> **Instructions to follow**
Type the entries out once more. Match them exactly.

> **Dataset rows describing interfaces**
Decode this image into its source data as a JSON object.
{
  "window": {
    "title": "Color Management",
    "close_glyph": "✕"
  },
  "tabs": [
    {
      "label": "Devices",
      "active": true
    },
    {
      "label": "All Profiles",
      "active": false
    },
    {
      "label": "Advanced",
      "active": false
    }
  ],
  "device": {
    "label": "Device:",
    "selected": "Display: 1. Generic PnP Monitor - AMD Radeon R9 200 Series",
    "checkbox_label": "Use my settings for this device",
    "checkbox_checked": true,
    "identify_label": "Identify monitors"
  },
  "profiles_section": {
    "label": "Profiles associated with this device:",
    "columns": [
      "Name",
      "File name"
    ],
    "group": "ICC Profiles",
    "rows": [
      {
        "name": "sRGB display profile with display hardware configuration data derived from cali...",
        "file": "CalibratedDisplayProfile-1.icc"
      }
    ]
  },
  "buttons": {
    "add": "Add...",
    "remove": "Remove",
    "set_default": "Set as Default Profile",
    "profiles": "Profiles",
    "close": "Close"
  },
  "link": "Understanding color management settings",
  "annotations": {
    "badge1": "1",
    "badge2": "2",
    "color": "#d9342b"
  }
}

> **Answer box**
Decode this image into its source data as a JSON object.
{
  "window": {
    "title": "Color Management",
    "close_glyph": "✕"
  },
  "tabs": [
    {
      "label": "Devices",
      "active": true
    },
    {
      "label": "All Profiles",
      "active": false
    },
    {
      "label": "Advanced",
      "active": false
    }
  ],
  "device": {
    "label": "Device:",
    "selected": "Display: 1. Generic PnP Monitor - AMD Radeon R9 200 Series",
    "checkbox_label": "Use my settings for this device",
    "checkbox_checked": true,
    "identify_label": "Identify monitors"
  },
  "profiles_section": {
    "label": "Profiles associated with this device:",
    "columns": [
      "Name",
      "File name"
    ],
    "group": "ICC Profiles",
    "rows": [
      {
        "name": "sRGB display profile with display hardware configuration data derived from cali...",
        "file": "CalibratedDisplayProfile-1.icc"
      }
    ]
  },
  "buttons": {
    "add": "Add...",
    "remove": "Remove",
    "set_default": "Set as Default Profile",
    "profiles": "Profiles",
    "close": "Close"
  },
  "link": "Understanding color management settings",
  "annotations": {
    "badge1": "1",
    "badge2": "2",
    "color": "#d9342b"
  }
}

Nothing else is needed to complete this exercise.